[The records — start]
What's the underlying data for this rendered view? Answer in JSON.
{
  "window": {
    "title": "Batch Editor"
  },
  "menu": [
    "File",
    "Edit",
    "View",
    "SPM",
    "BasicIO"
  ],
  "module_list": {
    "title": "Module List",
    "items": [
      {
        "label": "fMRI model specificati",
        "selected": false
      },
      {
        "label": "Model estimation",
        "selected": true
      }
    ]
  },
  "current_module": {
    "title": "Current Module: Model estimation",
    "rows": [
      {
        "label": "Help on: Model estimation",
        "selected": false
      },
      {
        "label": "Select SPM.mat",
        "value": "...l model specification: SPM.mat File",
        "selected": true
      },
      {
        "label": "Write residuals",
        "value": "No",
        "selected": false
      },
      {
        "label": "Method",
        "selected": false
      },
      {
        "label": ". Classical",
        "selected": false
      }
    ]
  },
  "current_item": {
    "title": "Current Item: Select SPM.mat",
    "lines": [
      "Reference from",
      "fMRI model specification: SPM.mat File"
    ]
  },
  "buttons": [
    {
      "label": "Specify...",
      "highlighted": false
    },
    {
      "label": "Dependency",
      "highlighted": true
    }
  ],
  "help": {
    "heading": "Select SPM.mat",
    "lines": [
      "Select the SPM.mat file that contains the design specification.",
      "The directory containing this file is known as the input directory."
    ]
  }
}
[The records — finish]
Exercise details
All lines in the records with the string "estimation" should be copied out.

Answer to this task
        "label": "Model estimation",
    "title": "Current Module: Model estimation",
        "label": "Help on: Model estimation",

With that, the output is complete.